Movie Review: “Your Name”

NOTE: Although this is considered a 2016 movie since it had an Oscar-qualifying run in Los Angeles last fall, it didn’t come out in my neck of the woods until last Friday. This is one of the few exceptions I’m willing to make. Enjoy!

It’s safe to say that everybody has seen the “body swap” plot at one point or another. However, “Your Name” is a unique take on the concept. In a typical “body swap” movie, the main two characters remain in each other’s bodies until they learn the moral of the story. However, the main two characters of this movie swap bodies every other day. They manage to write journals to each other before they switch back to their original bodies. This works to the movie’s advantage as it gives character development to the main characters. You get to see their relationship blossom as the movie progresses. There is also a twist in the movie that is well executed. I won’t go into details here since it would spoil the whole movie.

There is a lot of debate about who will be the successor to Hayao Miyazaki would be. There are several candidates such as Goro Miyazaki (who is Hayao’s son), Mamoru Hosoda, and Makoto Shinkai, the director of this movie. Thanks to the overwhelmingly positive response this movie has gotten, the latter might be a possibility.

The overall animation for this movie is gorgeous. The scenery of the movie is very detailed and while the character animation is very distinct. It’s a crying shame that 2D animation is considered a near-extinct art form.

I must mention the fact that I have only seen the dubbed version of this movie so far so I couldn’t tell how it differs from its original Japanese. However, I can reassure you that the English dub is solid. Funimation is the gold standard when it comes to English dubs.

Overall, “Your Name” might be Shinkai’s best film to date.

SCORE: 9/10


Movie Review: “Power Rangers”

Remember that cheesy show from the mid-90s that centered around a team of teenage superheroes? Apparently, they made a big-budgeted remake of that show. Hollywood is truly running out of good ideas…

“Power Rangers” was surprisingly good. The film’s strongest asset is its main cast and their background stories. The film’s first two acts are dedicated to the development of the main teenage characters. There was a great chemistry between the main teenage cast. The actors manage to give their respective characters the depth they needed.

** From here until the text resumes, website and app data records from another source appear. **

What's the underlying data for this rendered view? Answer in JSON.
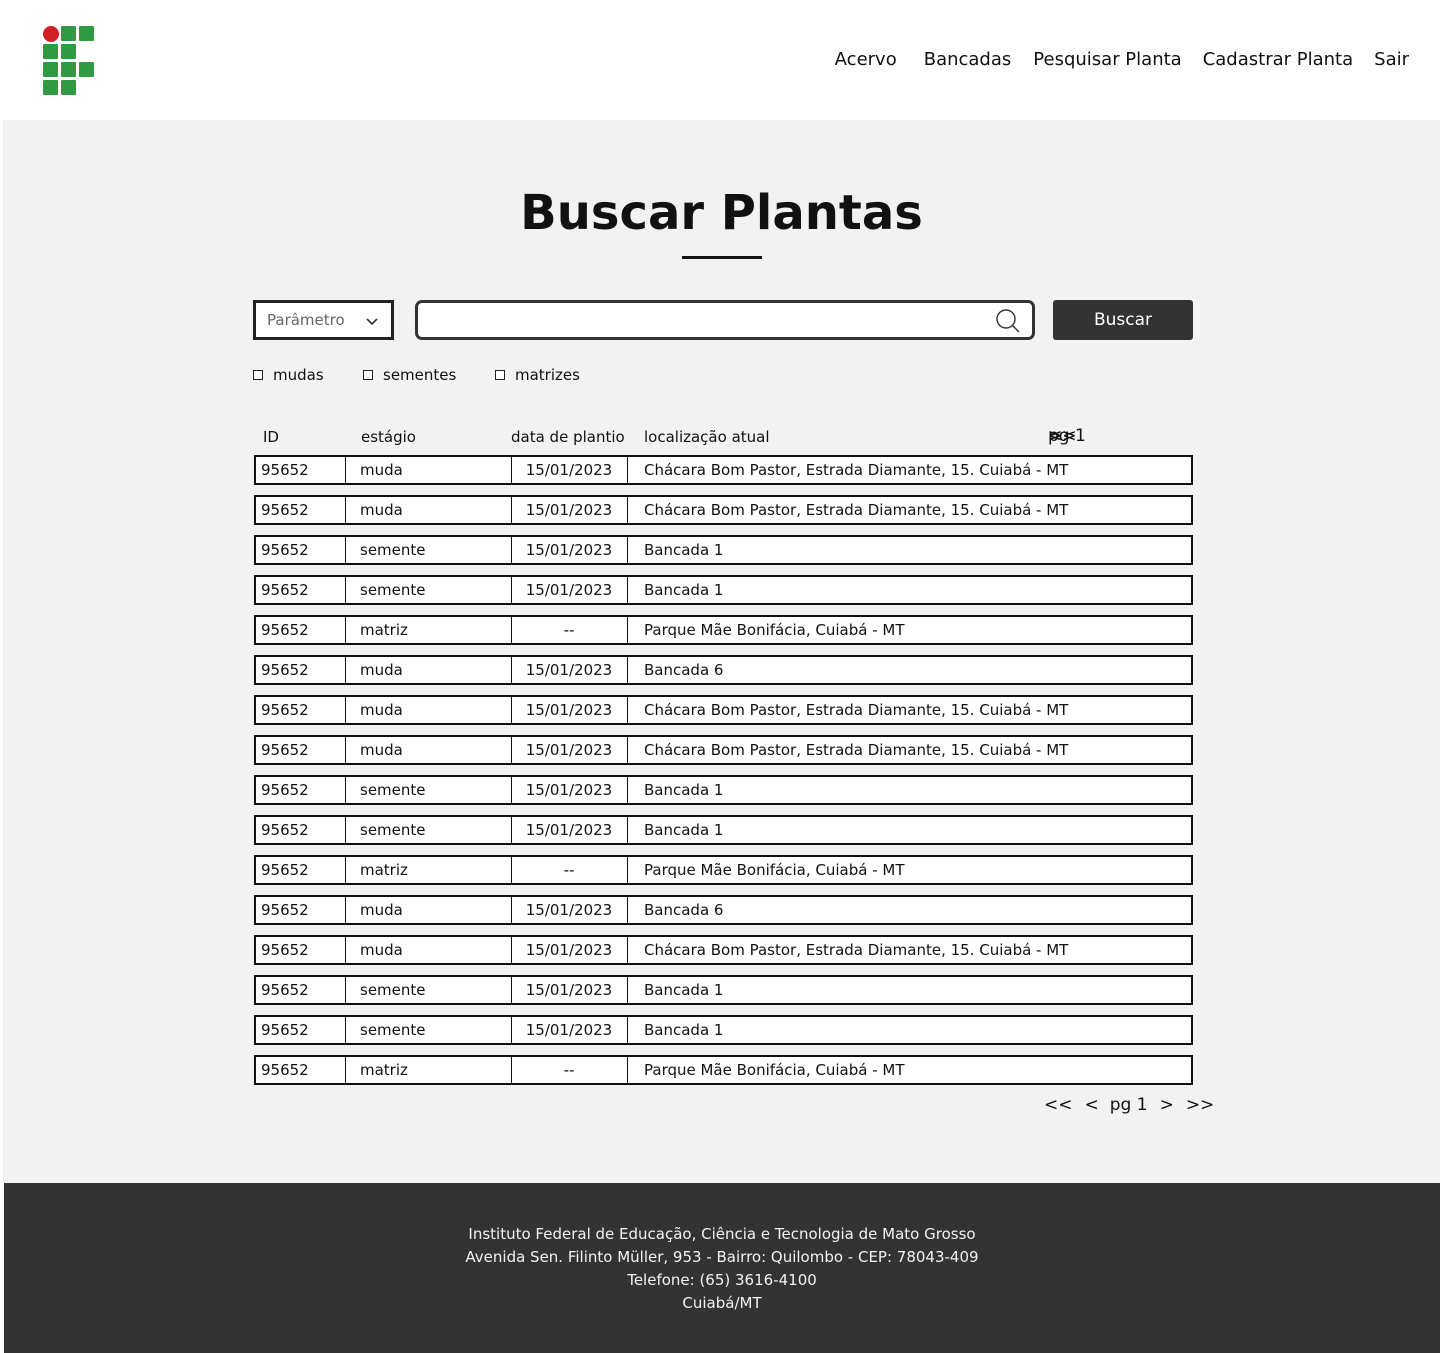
{
  "brand": {
    "logo_green": "#2f9a41",
    "logo_red": "#d32027"
  },
  "nav": {
    "items": [
      {
        "label": "Acervo"
      },
      {
        "label": "Bancadas"
      },
      {
        "label": "Pesquisar Planta"
      },
      {
        "label": "Cadastrar Planta"
      },
      {
        "label": "Sair"
      }
    ]
  },
  "page": {
    "title": "Buscar Plantas"
  },
  "search": {
    "param_label": "Parâmetro",
    "query_value": "",
    "button_label": "Buscar"
  },
  "filters": [
    {
      "label": "mudas",
      "checked": false
    },
    {
      "label": "sementes",
      "checked": false
    },
    {
      "label": "matrizes",
      "checked": false
    }
  ],
  "table": {
    "headers": [
      "ID",
      "estágio",
      "data de plantio",
      "localização atual"
    ],
    "pager": {
      "first": "<<",
      "prev": "<",
      "page": "pg 1",
      "next": ">",
      "last": ">>"
    },
    "rows": [
      [
        "95652",
        "muda",
        "15/01/2023",
        "Chácara Bom Pastor, Estrada Diamante, 15. Cuiabá - MT"
      ],
      [
        "95652",
        "muda",
        "15/01/2023",
        "Chácara Bom Pastor, Estrada Diamante, 15. Cuiabá - MT"
      ],
      [
        "95652",
        "semente",
        "15/01/2023",
        "Bancada 1"
      ],
      [
        "95652",
        "semente",
        "15/01/2023",
        "Bancada 1"
      ],
      [
        "95652",
        "matriz",
        "--",
        "Parque Mãe Bonifácia, Cuiabá - MT"
      ],
      [
        "95652",
        "muda",
        "15/01/2023",
        "Bancada 6"
      ],
      [
        "95652",
        "muda",
        "15/01/2023",
        "Chácara Bom Pastor, Estrada Diamante, 15. Cuiabá - MT"
      ],
      [
        "95652",
        "muda",
        "15/01/2023",
        "Chácara Bom Pastor, Estrada Diamante, 15. Cuiabá - MT"
      ],
      [
        "95652",
        "semente",
        "15/01/2023",
        "Bancada 1"
      ],
      [
        "95652",
        "semente",
        "15/01/2023",
        "Bancada 1"
      ],
      [
        "95652",
        "matriz",
        "--",
        "Parque Mãe Bonifácia, Cuiabá - MT"
      ],
      [
        "95652",
        "muda",
        "15/01/2023",
        "Bancada 6"
      ],
      [
        "95652",
        "muda",
        "15/01/2023",
        "Chácara Bom Pastor, Estrada Diamante, 15. Cuiabá - MT"
      ],
      [
        "95652",
        "semente",
        "15/01/2023",
        "Bancada 1"
      ],
      [
        "95652",
        "semente",
        "15/01/2023",
        "Bancada 1"
      ],
      [
        "95652",
        "matriz",
        "--",
        "Parque Mãe Bonifácia, Cuiabá - MT"
      ]
    ]
  },
  "footer": {
    "lines": [
      "Instituto Federal de Educação, Ciência e Tecnologia de Mato Grosso",
      "Avenida Sen. Filinto Müller, 953 - Bairro: Quilombo - CEP: 78043-409",
      "Telefone: (65) 3616-4100",
      "Cuiabá/MT"
    ]
  }
}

The main problem with this movie are the conflicting tones. It seems that the film wants to re-capture the cheesy tone of the original show while simultaneously maintaining a more serious tone. Case in point, Elizabeth Banks as Rita Repulsa. While I thought that she wasn’t bad, it seems she was channeling the Rita from the original Power Rangers. This was strange because the film had some genuine comedic moments peppered throughout the its duration.  I felt these elements distracted from the overall tone of the movie.

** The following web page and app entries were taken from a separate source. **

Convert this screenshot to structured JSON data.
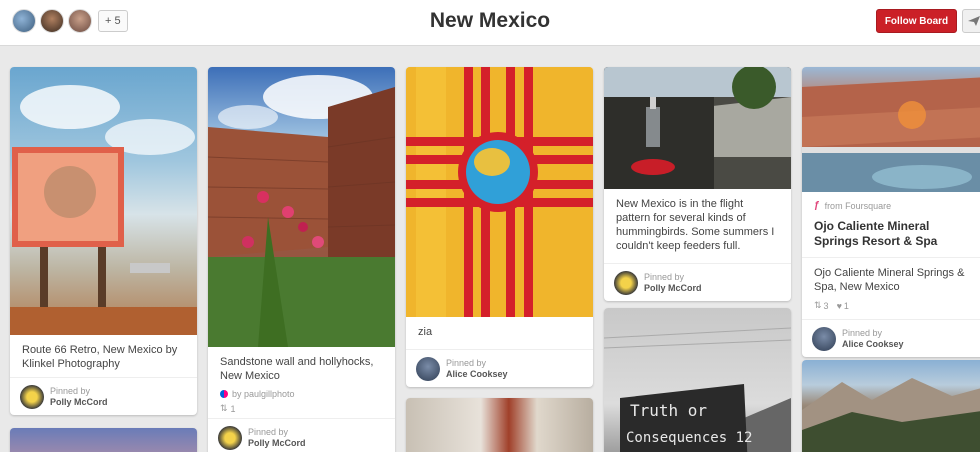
{
  "header": {
    "title": "New Mexico",
    "more_count": "+ 5",
    "follow_label": "Follow Board"
  },
  "pins": [
    {
      "description": "Route 66 Retro, New Mexico by Klinkel Photography",
      "pinned_by_label": "Pinned by",
      "pinner": "Polly McCord"
    },
    {
      "description": "Sandstone wall and hollyhocks, New Mexico",
      "source": "by paulgillphoto",
      "repin_count": "1",
      "pinned_by_label": "Pinned by",
      "pinner": "Polly McCord"
    },
    {
      "description": "zia",
      "pinned_by_label": "Pinned by",
      "pinner": "Alice Cooksey"
    },
    {
      "description": "New Mexico is in the flight pattern for several kinds of hummingbirds. Some summers I couldn't keep feeders full.",
      "pinned_by_label": "Pinned by",
      "pinner": "Polly McCord"
    },
    {
      "source": "from Foursquare",
      "place_title": "Ojo Caliente Mineral Springs Resort & Spa",
      "description": "Ojo Caliente Mineral Springs & Spa, New Mexico",
      "repin_count": "3",
      "like_count": "1",
      "pinned_by_label": "Pinned by",
      "pinner": "Alice Cooksey"
    }
  ],
  "sign_text": {
    "line1": "Truth or",
    "line2": "Consequences 12"
  },
  "colors": {
    "follow": "#cb2027",
    "background": "#e9e9e9"
  }
}
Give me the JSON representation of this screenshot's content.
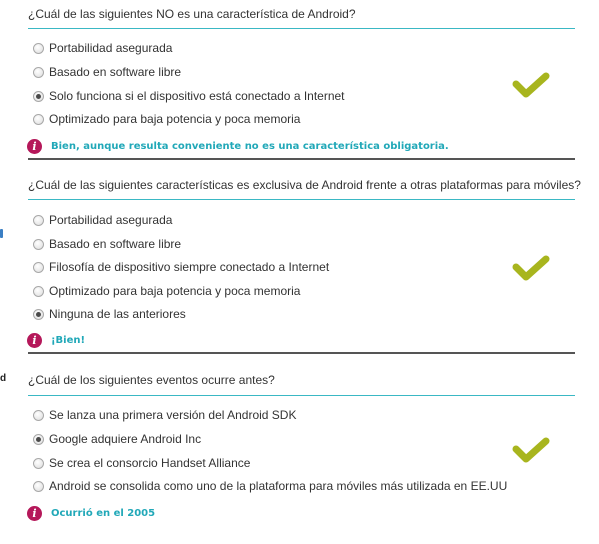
{
  "questions": [
    {
      "text": "¿Cuál de las siguientes NO es una característica de Android?",
      "options": [
        {
          "label": "Portabilidad asegurada",
          "checked": false
        },
        {
          "label": "Basado en software libre",
          "checked": false
        },
        {
          "label": "Solo funciona si el dispositivo está conectado a Internet",
          "checked": true
        },
        {
          "label": "Optimizado para baja potencia y poca memoria",
          "checked": false
        }
      ],
      "feedback": "Bien, aunque resulta conveniente no es una característica obligatoria."
    },
    {
      "text": "¿Cuál de las siguientes características es exclusiva de Android frente a otras plataformas para móviles?",
      "options": [
        {
          "label": "Portabilidad asegurada",
          "checked": false
        },
        {
          "label": "Basado en software libre",
          "checked": false
        },
        {
          "label": "Filosofía de dispositivo siempre conectado a Internet",
          "checked": false
        },
        {
          "label": "Optimizado para baja potencia y poca memoria",
          "checked": false
        },
        {
          "label": "Ninguna de las anteriores",
          "checked": true
        }
      ],
      "feedback": "¡Bien!"
    },
    {
      "text": "¿Cuál de los siguientes eventos ocurre antes?",
      "options": [
        {
          "label": "Se lanza una primera versión del Android SDK",
          "checked": false
        },
        {
          "label": "Google adquiere Android Inc",
          "checked": true
        },
        {
          "label": "Se crea el consorcio Handset Alliance",
          "checked": false
        },
        {
          "label": "Android se consolida como uno de la plataforma para móviles más utilizada en EE.UU",
          "checked": false
        }
      ],
      "feedback": "Ocurrió en el 2005"
    }
  ],
  "icons": {
    "feedback": "info-icon",
    "result": "checkmark-icon"
  },
  "edge": {
    "letter": "d"
  },
  "colors": {
    "accent_teal": "#21a8b8",
    "rule_teal": "#3ab8c4",
    "check_green": "#a8b51e",
    "info_magenta": "#b5185a"
  }
}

The supporting cast on the other hand felt like passengers in this movie. Zordon felt like less like a mentor character and more like an expositional machine. Remember that annoying Alpha-5 robot from the show? He’s just as annoying here!

On a side note, I thought the Krispy Kreme reference was clever. I won’t go into detail since it’s used as a plot point (I’m not even joking about that fact).

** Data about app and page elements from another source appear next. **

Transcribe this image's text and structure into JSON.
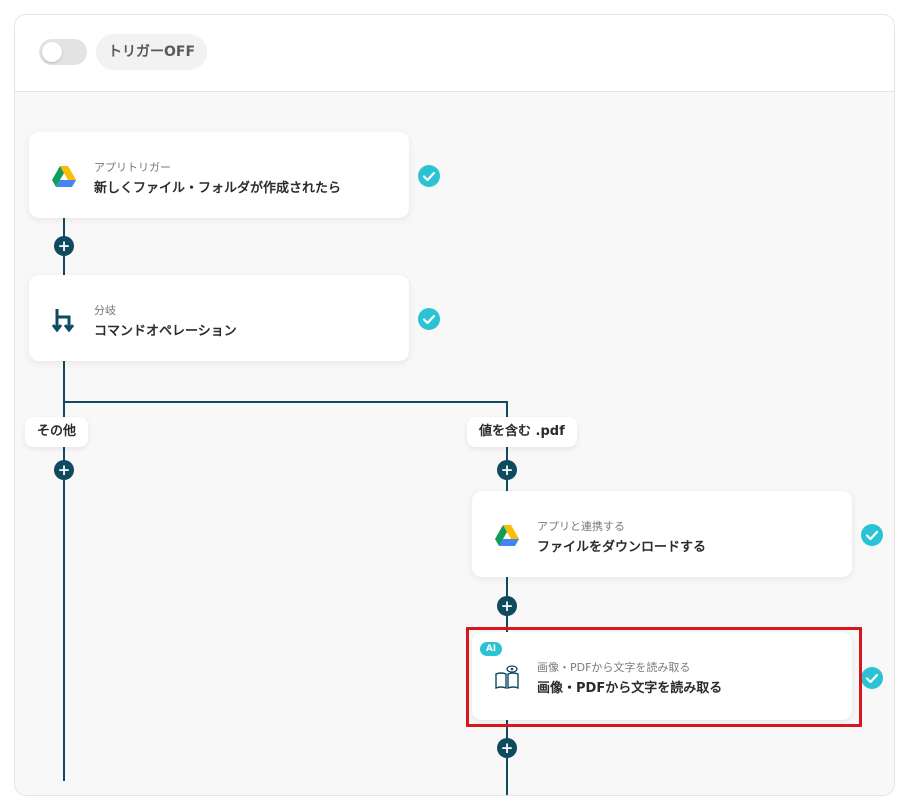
{
  "header": {
    "trigger_label": "トリガーOFF"
  },
  "flow": {
    "step1": {
      "subtitle": "アプリトリガー",
      "title": "新しくファイル・フォルダが作成されたら",
      "icon": "google-drive-icon"
    },
    "step2": {
      "subtitle": "分岐",
      "title": "コマンドオペレーション",
      "icon": "branch-icon"
    },
    "branches": {
      "left_label": "その他",
      "right_label": "値を含む .pdf"
    },
    "step3": {
      "subtitle": "アプリと連携する",
      "title": "ファイルをダウンロードする",
      "icon": "google-drive-icon"
    },
    "step4": {
      "badge": "AI",
      "subtitle": "画像・PDFから文字を読み取る",
      "title": "画像・PDFから文字を読み取る",
      "icon": "book-eye-icon"
    }
  },
  "colors": {
    "accent": "#2bc3d3",
    "line": "#0f4a5f",
    "highlight": "#d7161d"
  }
}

While it wasn’t the best movie of all time, it’s good for what it is considering its source material.

SCORE: 7/10